By Kate Jordan
(TORONTO, ON) – On the one year anniversary of the last coal plant closure in Ontario, the release of the 2013 Air Quality in Ontario report confirms that the province’s air quality has improved significantly over the past 10 years. Levels of pollutants and greenhouse gas pollution continue to decrease. Eliminating coal to generate electricity is equivalent to taking seven million cars off the road.
The report demonstrates that government action, such as eliminating dirty coal power, setting emissions controls at smelters, and mandating emissions trading of nitrogen oxides, is working to reduce greenhouse gas pollution and the airborne pollutants that are harmful to human health and the environment.
“Today’s report confirms that Ontario’s actions have resulted in fewer smog days and cleaner air,” said Glen Murray, Minister of the Environment and Climate Change. “Reducing emissions of greenhouse gas pollution and other harmful pollutants improves our air quality and helps fight climate change.”
For the first time in 20 years, no smog advisories were issued due to high levels of ozone in Ontario. Air quality measurements fell into the good or very good category for 94 per cent of the year. Additionally, regular readings from all 40 Air Quality Index Stations across the province met Ontario’s air standards for levels of nitrogen dioxide, carbon monoxide and sulphur dioxide.

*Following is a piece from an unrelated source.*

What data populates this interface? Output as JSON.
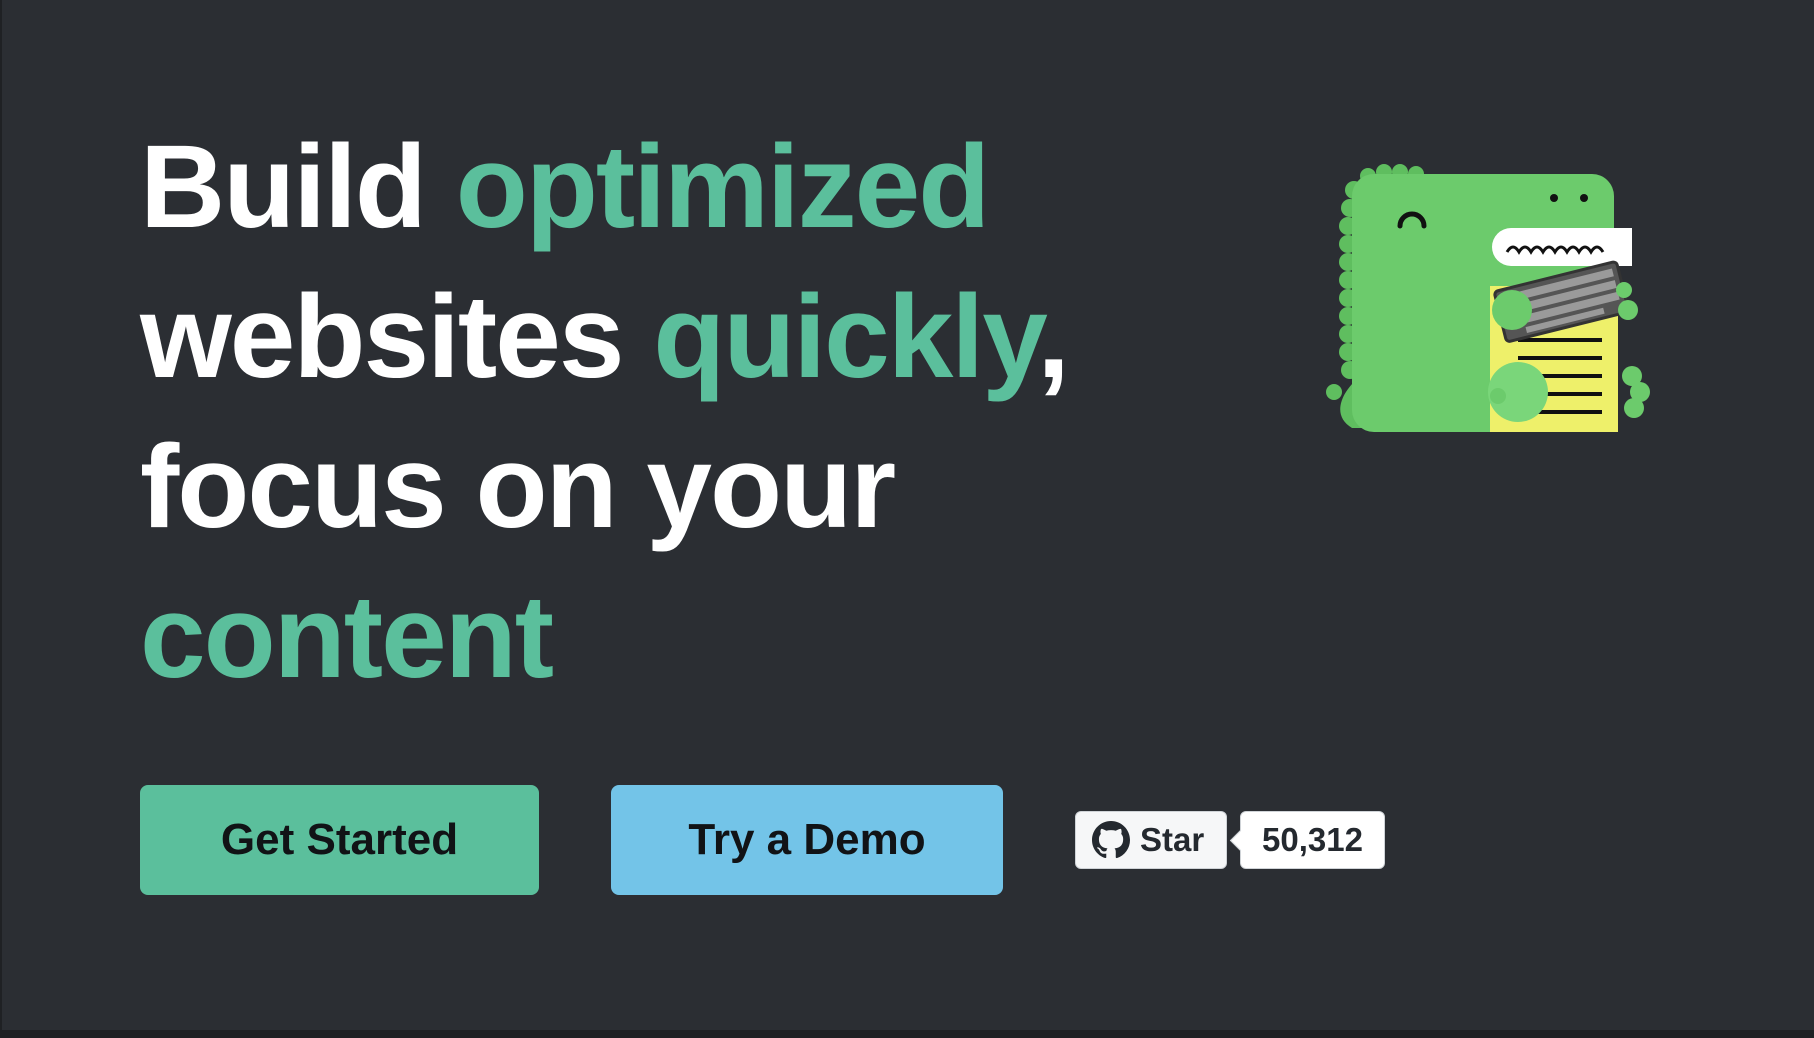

Earlier this week, Ontario took another step in the fight against climate change by announcing its intent to join with California, Quebec, and other governments to further protect the air by reducing greenhouse gas pollution through cap and trade.